Willie Nelson and Merle Haggard made the song famous during the 1980s with their cover of it, and I was first exposed to the song through their version. I later discovered van Zandt’s original and much prefer it, though my own version probably borrows indiscriminately from both.

Livin’ on the road my friend
Was gonna keep us free and clean
Now you wear your skin like iron
Your breath is hard as kerosene

You weren’t your mama’s only boy
But her favorite one, it seems
She began to cry when you said goodbye
And sank into your dreams

Pancho was a bandit, boys
His horse was fast as polished steel
He wore his gun outside his pants
For all the honest world to feel

But Pancho met his match, you know
In the desert down in Mexico
Nobody heard his dying words
But that’s the way it goes

All the federales say
They could have had him any day
They only let him slip away
Out of kindness, I suppose

Lefty he can’t sing the blues
All night long like he used to
The dust that Pancho bit down south
Ended up in Lefty’s mouth

The day they laid poor Pancho low
Lefty split for Ohio
Where he got the bread to go
Ain’t nobody knows

All the federales say
They could have had him any day
They only let him hang around
Out of kindness I suppose

The boys tell how Pancho fell
And Lefty’s living in cheap hotels
The desert’s quiet and Cleveland’s cold
And so the story ends, we’re told

Pancho needs your prayers, it’s true
But save a few for Lefty too
He only did what he had to do
And now he’s growing old
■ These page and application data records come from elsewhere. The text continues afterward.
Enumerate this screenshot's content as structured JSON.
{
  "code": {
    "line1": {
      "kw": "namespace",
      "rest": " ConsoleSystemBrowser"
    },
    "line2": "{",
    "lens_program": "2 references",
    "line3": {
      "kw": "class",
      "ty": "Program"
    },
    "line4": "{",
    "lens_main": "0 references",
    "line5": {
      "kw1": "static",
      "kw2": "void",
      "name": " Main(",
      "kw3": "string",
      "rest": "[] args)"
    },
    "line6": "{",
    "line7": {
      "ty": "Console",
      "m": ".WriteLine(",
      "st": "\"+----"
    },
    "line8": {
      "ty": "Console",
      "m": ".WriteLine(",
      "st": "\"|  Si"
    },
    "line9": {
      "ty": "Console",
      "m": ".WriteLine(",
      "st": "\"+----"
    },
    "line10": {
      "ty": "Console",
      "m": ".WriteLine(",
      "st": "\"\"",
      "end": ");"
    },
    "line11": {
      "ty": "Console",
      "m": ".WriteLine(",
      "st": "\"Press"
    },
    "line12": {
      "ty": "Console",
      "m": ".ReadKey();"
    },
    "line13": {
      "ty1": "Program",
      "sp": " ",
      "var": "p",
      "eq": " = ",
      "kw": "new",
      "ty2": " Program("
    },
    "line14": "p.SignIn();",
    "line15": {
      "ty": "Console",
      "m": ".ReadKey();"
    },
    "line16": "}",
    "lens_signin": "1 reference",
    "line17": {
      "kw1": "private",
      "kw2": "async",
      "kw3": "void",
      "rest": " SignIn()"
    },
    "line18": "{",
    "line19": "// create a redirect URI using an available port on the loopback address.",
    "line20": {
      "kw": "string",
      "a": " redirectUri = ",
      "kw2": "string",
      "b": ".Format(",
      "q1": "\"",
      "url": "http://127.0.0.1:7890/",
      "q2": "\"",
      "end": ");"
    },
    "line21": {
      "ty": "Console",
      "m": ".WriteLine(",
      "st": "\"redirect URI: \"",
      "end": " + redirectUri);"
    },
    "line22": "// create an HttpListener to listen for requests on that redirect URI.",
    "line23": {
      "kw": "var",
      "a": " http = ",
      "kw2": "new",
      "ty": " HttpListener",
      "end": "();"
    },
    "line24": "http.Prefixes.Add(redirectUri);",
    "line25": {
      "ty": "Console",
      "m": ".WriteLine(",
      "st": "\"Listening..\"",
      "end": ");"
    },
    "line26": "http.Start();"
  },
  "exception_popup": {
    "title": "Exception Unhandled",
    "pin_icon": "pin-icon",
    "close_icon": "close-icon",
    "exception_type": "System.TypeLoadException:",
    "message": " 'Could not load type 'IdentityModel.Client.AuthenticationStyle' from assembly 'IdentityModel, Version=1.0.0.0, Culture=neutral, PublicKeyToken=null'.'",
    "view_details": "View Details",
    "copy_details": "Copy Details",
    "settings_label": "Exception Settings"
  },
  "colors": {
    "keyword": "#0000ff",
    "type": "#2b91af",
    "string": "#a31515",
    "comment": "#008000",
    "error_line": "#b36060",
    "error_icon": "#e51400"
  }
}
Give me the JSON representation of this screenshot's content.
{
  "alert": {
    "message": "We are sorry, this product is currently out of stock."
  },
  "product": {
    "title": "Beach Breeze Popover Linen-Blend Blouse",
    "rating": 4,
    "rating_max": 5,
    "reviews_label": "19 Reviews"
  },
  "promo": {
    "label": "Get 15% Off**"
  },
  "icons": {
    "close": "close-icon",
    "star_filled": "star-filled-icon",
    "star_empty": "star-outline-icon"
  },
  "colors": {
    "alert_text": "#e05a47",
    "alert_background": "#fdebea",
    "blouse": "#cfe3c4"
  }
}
A few gray federales say
They could have had him any day
They only let him go so wrong
Out of kindness I suppose